'''
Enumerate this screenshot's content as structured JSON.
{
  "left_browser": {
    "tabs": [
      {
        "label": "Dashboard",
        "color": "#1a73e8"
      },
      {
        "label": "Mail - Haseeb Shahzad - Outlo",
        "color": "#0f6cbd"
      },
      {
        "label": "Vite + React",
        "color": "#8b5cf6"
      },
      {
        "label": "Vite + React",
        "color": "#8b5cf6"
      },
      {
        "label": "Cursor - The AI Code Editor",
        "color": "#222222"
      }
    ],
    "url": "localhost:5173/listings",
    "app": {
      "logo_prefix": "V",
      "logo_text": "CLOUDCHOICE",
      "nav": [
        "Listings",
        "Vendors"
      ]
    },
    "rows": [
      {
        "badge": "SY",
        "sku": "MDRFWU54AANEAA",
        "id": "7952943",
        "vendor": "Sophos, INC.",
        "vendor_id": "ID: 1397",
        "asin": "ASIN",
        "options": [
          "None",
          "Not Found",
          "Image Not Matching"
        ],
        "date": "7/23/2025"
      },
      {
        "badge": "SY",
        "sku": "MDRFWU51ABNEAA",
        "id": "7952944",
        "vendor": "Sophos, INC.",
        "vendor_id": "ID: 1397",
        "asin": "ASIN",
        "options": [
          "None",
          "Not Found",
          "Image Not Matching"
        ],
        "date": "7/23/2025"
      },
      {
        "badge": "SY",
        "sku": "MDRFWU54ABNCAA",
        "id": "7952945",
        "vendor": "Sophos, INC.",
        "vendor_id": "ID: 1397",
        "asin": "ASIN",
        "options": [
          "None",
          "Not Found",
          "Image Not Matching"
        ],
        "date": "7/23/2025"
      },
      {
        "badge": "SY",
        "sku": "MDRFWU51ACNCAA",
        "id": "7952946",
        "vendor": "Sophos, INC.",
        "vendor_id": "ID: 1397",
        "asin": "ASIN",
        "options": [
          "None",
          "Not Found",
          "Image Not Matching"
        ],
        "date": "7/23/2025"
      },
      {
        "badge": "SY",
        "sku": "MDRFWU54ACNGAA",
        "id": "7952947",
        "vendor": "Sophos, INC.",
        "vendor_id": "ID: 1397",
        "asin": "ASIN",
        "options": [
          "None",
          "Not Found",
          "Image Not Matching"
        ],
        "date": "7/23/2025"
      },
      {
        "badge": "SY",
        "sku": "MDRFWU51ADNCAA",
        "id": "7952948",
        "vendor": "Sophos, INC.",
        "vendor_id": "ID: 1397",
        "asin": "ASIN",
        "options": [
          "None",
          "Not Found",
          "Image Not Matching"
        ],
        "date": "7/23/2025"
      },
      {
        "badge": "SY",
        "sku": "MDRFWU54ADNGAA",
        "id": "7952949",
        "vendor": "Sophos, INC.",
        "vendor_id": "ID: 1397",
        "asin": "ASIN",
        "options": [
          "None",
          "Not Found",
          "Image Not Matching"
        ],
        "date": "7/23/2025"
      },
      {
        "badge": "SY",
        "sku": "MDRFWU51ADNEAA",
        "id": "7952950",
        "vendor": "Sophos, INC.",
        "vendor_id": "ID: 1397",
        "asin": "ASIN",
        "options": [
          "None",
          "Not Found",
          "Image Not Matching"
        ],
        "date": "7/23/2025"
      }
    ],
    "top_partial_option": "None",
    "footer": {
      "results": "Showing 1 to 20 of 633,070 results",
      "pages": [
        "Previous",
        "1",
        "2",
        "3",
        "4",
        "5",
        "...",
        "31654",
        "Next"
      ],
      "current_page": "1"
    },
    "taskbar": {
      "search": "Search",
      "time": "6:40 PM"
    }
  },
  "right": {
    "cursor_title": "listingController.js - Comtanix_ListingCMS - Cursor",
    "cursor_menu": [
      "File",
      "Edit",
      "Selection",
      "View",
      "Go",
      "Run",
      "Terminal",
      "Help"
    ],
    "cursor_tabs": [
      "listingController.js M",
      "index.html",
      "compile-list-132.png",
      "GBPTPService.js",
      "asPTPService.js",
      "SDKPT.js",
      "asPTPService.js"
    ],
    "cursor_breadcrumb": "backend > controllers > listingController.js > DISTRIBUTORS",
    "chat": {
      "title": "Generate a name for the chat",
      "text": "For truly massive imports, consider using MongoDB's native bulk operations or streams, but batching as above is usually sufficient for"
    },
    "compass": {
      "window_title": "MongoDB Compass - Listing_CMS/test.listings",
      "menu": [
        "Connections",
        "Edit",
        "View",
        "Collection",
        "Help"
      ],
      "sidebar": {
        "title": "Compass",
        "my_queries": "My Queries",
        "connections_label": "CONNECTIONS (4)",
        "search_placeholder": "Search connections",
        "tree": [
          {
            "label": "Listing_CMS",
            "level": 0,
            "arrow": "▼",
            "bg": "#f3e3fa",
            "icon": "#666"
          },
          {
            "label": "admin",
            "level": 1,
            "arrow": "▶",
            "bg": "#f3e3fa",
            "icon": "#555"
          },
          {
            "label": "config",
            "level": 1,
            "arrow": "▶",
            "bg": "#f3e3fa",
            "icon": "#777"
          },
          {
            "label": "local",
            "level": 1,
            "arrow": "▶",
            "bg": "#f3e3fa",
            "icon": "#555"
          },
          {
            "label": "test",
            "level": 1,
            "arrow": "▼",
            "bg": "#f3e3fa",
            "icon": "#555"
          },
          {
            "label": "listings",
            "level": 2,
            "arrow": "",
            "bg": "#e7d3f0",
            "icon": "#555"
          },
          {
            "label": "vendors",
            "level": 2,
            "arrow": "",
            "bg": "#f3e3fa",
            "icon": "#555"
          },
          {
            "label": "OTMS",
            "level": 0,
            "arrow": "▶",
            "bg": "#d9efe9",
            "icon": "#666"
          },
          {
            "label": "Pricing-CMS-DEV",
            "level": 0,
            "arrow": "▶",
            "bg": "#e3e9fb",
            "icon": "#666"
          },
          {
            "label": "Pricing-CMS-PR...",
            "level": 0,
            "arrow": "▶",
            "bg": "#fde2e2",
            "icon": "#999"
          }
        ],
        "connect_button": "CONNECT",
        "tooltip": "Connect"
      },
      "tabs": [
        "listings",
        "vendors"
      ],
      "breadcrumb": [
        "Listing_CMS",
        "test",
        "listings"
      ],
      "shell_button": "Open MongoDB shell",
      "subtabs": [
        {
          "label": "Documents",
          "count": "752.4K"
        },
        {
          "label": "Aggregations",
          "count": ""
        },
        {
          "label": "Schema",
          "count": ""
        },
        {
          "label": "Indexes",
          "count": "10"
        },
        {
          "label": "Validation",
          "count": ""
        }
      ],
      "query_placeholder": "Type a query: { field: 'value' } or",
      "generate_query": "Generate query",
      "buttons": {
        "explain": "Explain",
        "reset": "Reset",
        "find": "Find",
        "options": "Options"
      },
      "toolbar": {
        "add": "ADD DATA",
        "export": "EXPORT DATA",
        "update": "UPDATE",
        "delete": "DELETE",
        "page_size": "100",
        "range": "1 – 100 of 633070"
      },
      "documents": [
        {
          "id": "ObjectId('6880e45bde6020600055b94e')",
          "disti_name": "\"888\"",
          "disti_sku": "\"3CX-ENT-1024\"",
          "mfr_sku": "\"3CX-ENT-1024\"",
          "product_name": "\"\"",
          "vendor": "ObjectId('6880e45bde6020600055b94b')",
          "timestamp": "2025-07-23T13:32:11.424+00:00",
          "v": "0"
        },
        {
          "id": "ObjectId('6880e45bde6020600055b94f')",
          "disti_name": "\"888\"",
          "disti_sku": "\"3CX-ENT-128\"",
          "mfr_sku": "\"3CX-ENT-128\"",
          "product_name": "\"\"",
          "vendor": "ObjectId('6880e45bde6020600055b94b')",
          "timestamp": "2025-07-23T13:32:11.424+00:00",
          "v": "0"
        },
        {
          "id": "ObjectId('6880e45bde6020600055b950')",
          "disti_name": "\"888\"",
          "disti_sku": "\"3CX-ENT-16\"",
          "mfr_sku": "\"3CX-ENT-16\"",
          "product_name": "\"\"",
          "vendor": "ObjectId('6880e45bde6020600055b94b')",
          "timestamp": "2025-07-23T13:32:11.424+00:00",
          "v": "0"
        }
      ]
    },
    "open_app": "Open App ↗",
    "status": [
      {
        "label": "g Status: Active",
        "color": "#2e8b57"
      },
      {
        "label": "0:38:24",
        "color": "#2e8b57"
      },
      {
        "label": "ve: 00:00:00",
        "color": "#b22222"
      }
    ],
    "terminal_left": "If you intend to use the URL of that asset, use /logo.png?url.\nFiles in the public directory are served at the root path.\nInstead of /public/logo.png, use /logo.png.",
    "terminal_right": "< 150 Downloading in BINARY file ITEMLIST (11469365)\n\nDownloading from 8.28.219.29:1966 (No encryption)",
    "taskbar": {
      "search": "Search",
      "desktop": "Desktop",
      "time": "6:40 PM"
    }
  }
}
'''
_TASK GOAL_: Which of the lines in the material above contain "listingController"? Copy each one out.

_SOLUTION FOR THIS PROBLEM_:
    "cursor_title": "listingController.js - Comtanix_ListingCMS - Cursor",
      "listingController.js M",
    "cursor_breadcrumb": "backend > controllers > listingController.js > DISTRIBUTORS",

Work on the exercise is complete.